In the 40 years since the National SIDS Act of 1974, rates of child mortality from Sudden Infant Death Syndrome has decreased by around 50%. In Dr. McEntire’s SIDS: Historical Perspective http://sids.org/about-us/sids-historical-perspective/ she points out the three most prominent “modifiable risk factors such as tobacco exposure, prone sleep and more recently bed sharing.” These factors are echoed by the WHO by saying: “More recently studies have controlled for a number of potential confounders, especially birth weight and socio-economic status. As smoking reduces birth weight, controlling for birth weight inappropriately reduces the relative risk of SIDS (i.e. over control) observed for smoking” cited in the study http://www.who.int/tobacco/media/en/mitchell.pdf, as well as “In fact, the only risk factor for both SIDS and suffocation is one in which the sleeping infant is exposed to a foreign entity that is able either to block the infant’s airway (suffocation) or cause an extra source of heat for the baby (SIDS). Bed-sharing or heavy pillows or blankets are 2 examples of this.
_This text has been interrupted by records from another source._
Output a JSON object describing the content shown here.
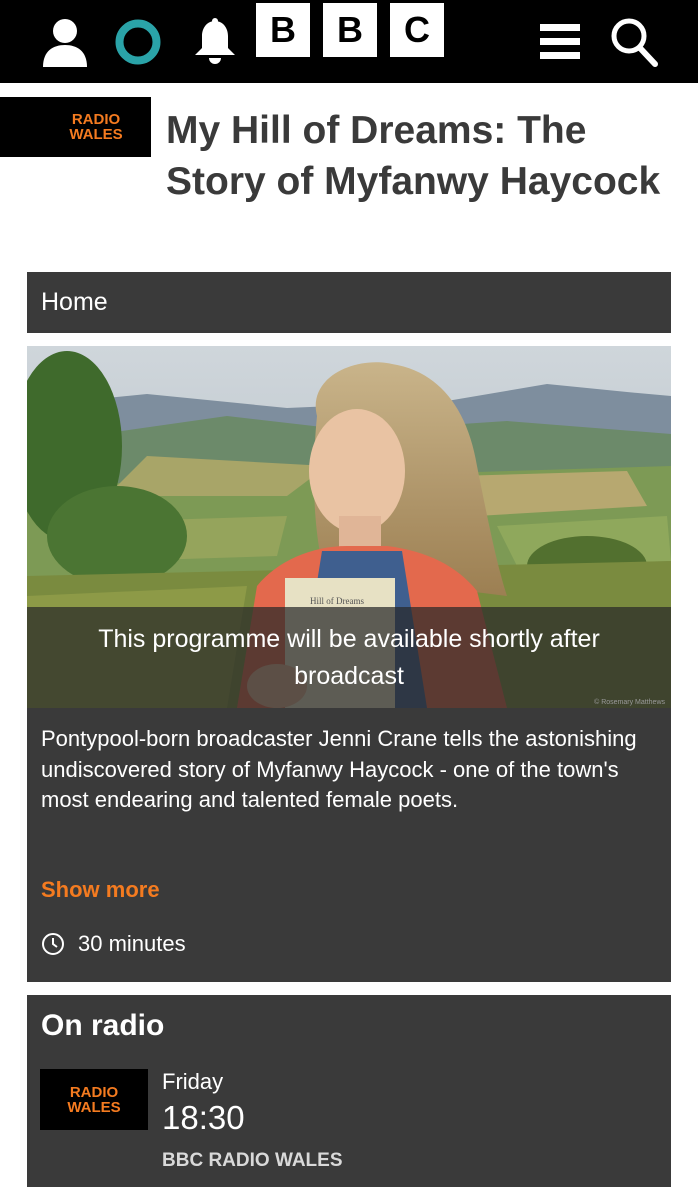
{
  "nav": {
    "icons": [
      "account-icon",
      "sounds-icon",
      "notifications-icon",
      "menu-icon",
      "search-icon"
    ],
    "brand": [
      "B",
      "B",
      "C"
    ]
  },
  "header": {
    "station_logo": [
      "RADIO",
      "WALES"
    ],
    "title": "My Hill of Dreams: The Story of Myfanwy Haycock"
  },
  "breadcrumb": {
    "label": "Home"
  },
  "programme": {
    "availability": "This programme will be available shortly after broadcast",
    "image_credit": "© Rosemary Matthews",
    "description": "Pontypool-born broadcaster Jenni Crane tells the astonishing undiscovered story of Myfanwy Haycock - one of the town's most endearing and talented female poets.",
    "show_more": "Show more",
    "duration": "30 minutes",
    "book_title": "Hill of Dreams"
  },
  "on_radio": {
    "heading": "On radio",
    "station_logo": [
      "RADIO",
      "WALES"
    ],
    "day": "Friday",
    "time": "18:30",
    "station": "BBC RADIO WALES"
  },
  "colors": {
    "accent": "#f47b20",
    "panel": "#3a3a3a",
    "topbar": "#000000",
    "sounds_ring": "#2aa3a8"
  }
}
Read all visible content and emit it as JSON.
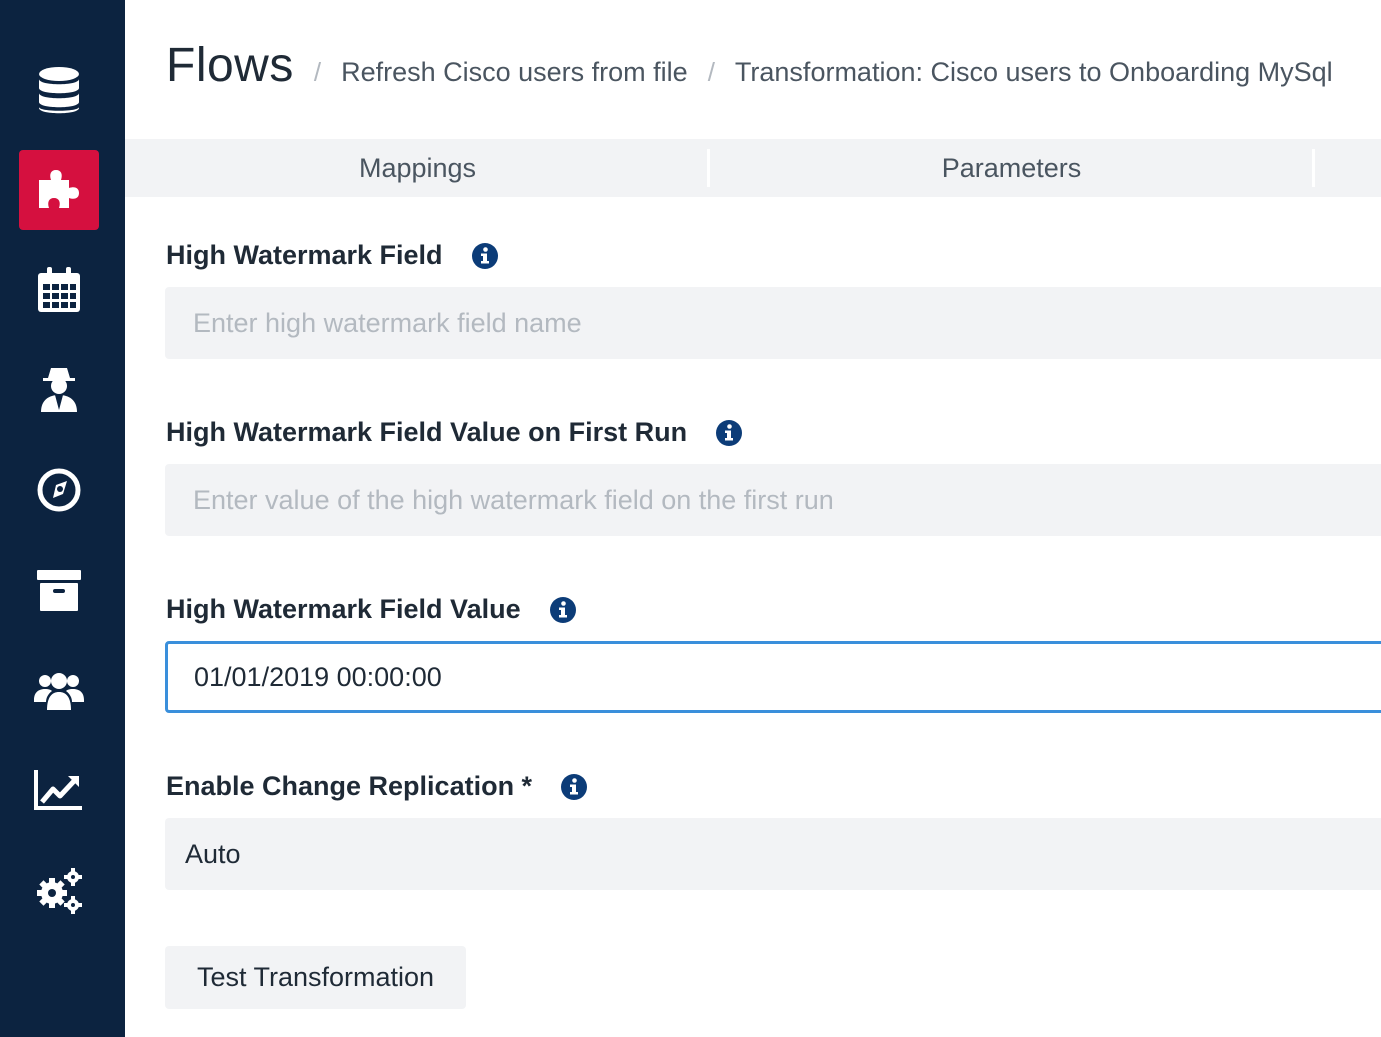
{
  "breadcrumb": {
    "title": "Flows",
    "separator": "/",
    "items": [
      "Refresh Cisco users from file",
      "Transformation: Cisco users to Onboarding MySql"
    ]
  },
  "tabs": [
    {
      "label": "Mappings"
    },
    {
      "label": "Parameters"
    }
  ],
  "sidebar": {
    "items": [
      {
        "icon": "database-icon"
      },
      {
        "icon": "puzzle-icon",
        "active": true
      },
      {
        "icon": "calendar-icon"
      },
      {
        "icon": "agent-icon"
      },
      {
        "icon": "compass-icon"
      },
      {
        "icon": "archive-icon"
      },
      {
        "icon": "users-icon"
      },
      {
        "icon": "chart-line-icon"
      },
      {
        "icon": "gears-icon"
      }
    ]
  },
  "form": {
    "hwm_field": {
      "label": "High Watermark Field",
      "placeholder": "Enter high watermark field name",
      "value": ""
    },
    "hwm_first_run": {
      "label": "High Watermark Field Value on First Run",
      "placeholder": "Enter value of the high watermark field on the first run",
      "value": ""
    },
    "hwm_value": {
      "label": "High Watermark Field Value",
      "value": "01/01/2019 00:00:00"
    },
    "change_replication": {
      "label": "Enable Change Replication *",
      "selected": "Auto"
    }
  },
  "actions": {
    "test_label": "Test Transformation"
  },
  "colors": {
    "sidebar_bg": "#0c2340",
    "active_accent": "#d5103f",
    "focus_border": "#3a8fdb",
    "info_icon": "#0c3c78"
  }
}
A too-soft bed for a much younger infant can also be added to this risk factor.” said Dr. Lewak in his Letter to the Editor of the American Academy of Pediatrics in 2012 http://pediatrics.aappublications.org/content/130/5/e1389.1.full
Abnormalities surrounding serotonin production in the brain-stem which controls many autonomic functions such as respiratory systems & heart rate, has also been linked as a contribution to SIDS. http://jama.jamanetwork.com/article.aspx?articleid=185314
The Centers for Disease Control has a list of 6 different organizations to aide in bereavement http://www.cdc.gov/sids/parents-caregivers.htm which leads to resources Including books on the subject, such as http://www.centering.org/index.php?page=book&id=17 The CDC further links The CJ Foundation for SIDS which offers a “free bereavement packet, including the book, SIDS and Infant Death Survival Guide” by filling out this on line form. http://www.cjsids.org/about-us/contact-us.html
Additionally the CDC links to The Compassionate Friends which offers support groups, it’s chapter locator can be accessed here http://www.compassionatefriends.org/Find_Support/Chapters/Chapter_Locator.aspx. Grieving Families is “A Program of First Candle funded in part by the Maternal and Child Health Bureau, Health Resources and Services Administration, U.S. Department of Health and Human Services” which offers counselors 24 hour, 7 day a week at 1-800-221-7437 http://www.firstcandle.org/grieving-families/. The MISS Foundation & Share groups have similar services as the last 2 groups mentioned, which can be found here http://www.missfoundation.org/support/programs/familypackets & here http://www.nationalshare.org/support-resources.html, respectively.
Joining Runs & Walks are other great ways to raise awareness as well as raise money through sponsorship &/or collecting donations. While May 9, 2014 was the date of the Spring-for-SIDS day http://www.springforsids.org/ it is still always possible to donate here : https://sids.org/ways-to-help/donate/. Additionally if you are in the St. Louis, MO area, you could attend The Share Walk for Remembrance and Hope at Creve Coeur Park on the October 18, 2014. Please register here http://www.nationalshare.org/walk.html
Internet social networking is certainly the easiest way to spread information. Sharing this blog or any of it’s many links is a way of taking action as well, by saving the lives of children through the education of expectant parents. Twitter, Facebook & many other social networking sites each have search engines as well, to help link with other parents & groups for sharing & mutual comfort.
With love this was written in dedication to Liberty Eris Randazzo whom was born 1/10/2014 and died from SIDS a short 13 days later on 1/23/2014.